This diagram is a “big picture” flowchart for analyzing Constitutional law issues. These can be printed out on 11 x 17″ sheets of paper. We start with the threshold issue of whether there is a state (government) actor. The Constitution only protects against government action, with the exception of the Thirteenth Amendment prohibition on slavery.
After the threshold issue, we begin with Step One: Justiciability. Can the plaintiff get in the courthouse door? This depends on several considerations. The plaintiff must present a real case or controversy and must have standing. The case must be ripe for review and not moot. The federal courts must have jurisdiction, the case must not be one that calls for federal abstention, and must not concern a “political question.”
When a plaintiff sues in state court, the rules for justiciability do not apply, and a state court may rule on both state law and federal law, including Constitutional issues. A defendant may remove the case to federal court only if the plaintiff could have sued in federal court. For the U.S. Supreme Court, the rules of justiciability apply, and the Supreme Court must have original jurisdiction, or jurisdiction by certiorari or by appeal.

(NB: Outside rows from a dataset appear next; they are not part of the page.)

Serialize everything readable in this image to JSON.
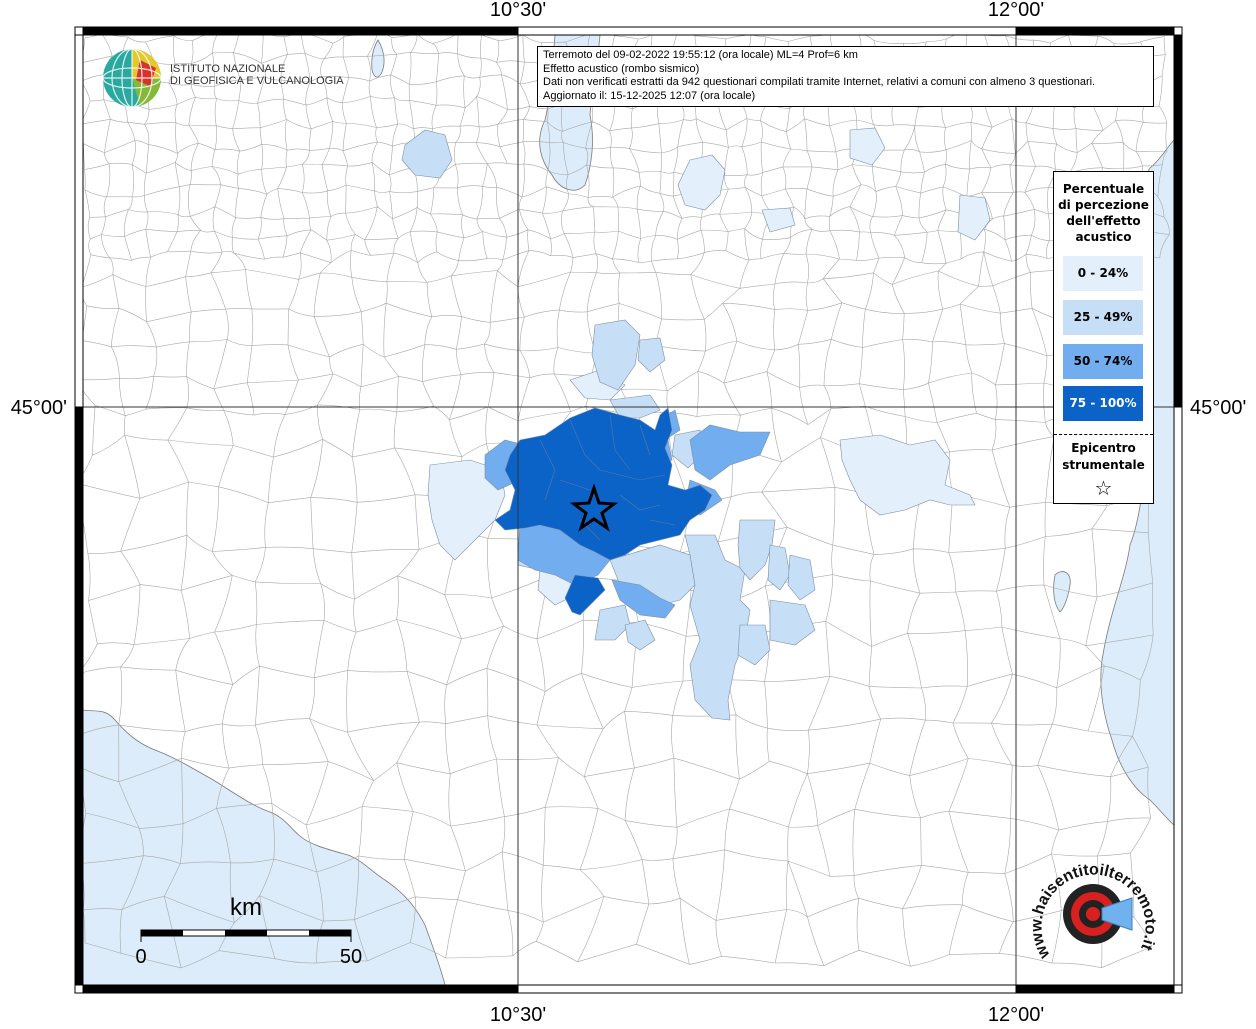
{
  "header": {
    "line1": "Terremoto del 09-02-2022 19:55:12 (ora locale) ML=4 Prof=6 km",
    "line2": "Effetto acustico (rombo sismico)",
    "line3": "Dati non verificati estratti da 942 questionari compilati tramite Internet, relativi a comuni con almeno 3 questionari.",
    "line4": "Aggiornato il: 15-12-2025 12:07 (ora locale)"
  },
  "logo": {
    "line1": "ISTITUTO NAZIONALE",
    "line2": "DI GEOFISICA E VULCANOLOGIA",
    "icon": "globe-logo-icon"
  },
  "axes": {
    "lon_ticks": [
      "10°30'",
      "12°00'"
    ],
    "lat_ticks": [
      "45°00'"
    ]
  },
  "legend": {
    "title_lines": [
      "Percentuale",
      "di percezione",
      "dell'effetto",
      "acustico"
    ],
    "classes": [
      {
        "label": "0 - 24%",
        "color": "#e3f0fb"
      },
      {
        "label": "25 - 49%",
        "color": "#c7dff6"
      },
      {
        "label": "50 - 74%",
        "color": "#72adf0"
      },
      {
        "label": "75 - 100%",
        "color": "#0b63c8"
      }
    ],
    "epicenter_line1": "Epicentro",
    "epicenter_line2": "strumentale",
    "epicenter_symbol": "☆"
  },
  "scale": {
    "unit": "km",
    "min_label": "0",
    "max_label": "50"
  },
  "badge": {
    "text": "www.haisentitoilterremoto.it",
    "icon": "megaphone-target-icon"
  },
  "colors": {
    "sea": "#dcecfa",
    "land": "#ffffff",
    "boundary": "#9a9a9a"
  }
}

In Step Two, we consider whether the challenged party has exceeded its powers. This depends on whether the challenged party is the federal executive, federal legislature, a state government or branch thereof, or a private party.
In Step Three we examine individual rights and the Constitutional sources of protection of those rights.

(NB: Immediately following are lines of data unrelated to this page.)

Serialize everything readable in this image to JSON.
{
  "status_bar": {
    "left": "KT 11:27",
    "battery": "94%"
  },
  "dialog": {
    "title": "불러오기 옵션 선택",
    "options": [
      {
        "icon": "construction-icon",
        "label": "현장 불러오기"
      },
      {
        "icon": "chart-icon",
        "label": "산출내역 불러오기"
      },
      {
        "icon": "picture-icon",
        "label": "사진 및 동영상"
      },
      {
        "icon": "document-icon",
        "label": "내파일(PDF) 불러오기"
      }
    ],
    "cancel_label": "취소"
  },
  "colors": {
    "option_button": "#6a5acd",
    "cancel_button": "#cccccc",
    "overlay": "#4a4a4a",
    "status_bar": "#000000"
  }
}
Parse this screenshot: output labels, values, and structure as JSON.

Constitutional Law Threshold Issue State Actor Requirement pdf
Constitutional Law Step One Justiciability pdf
Constitutional Law Step Two Powers of Challenged Party pdf
Constitutional Law Step Three Individual Rights pdf
Bill of Rights and Reconstruction Amendments pdf
Credit/link to brendanconley.com.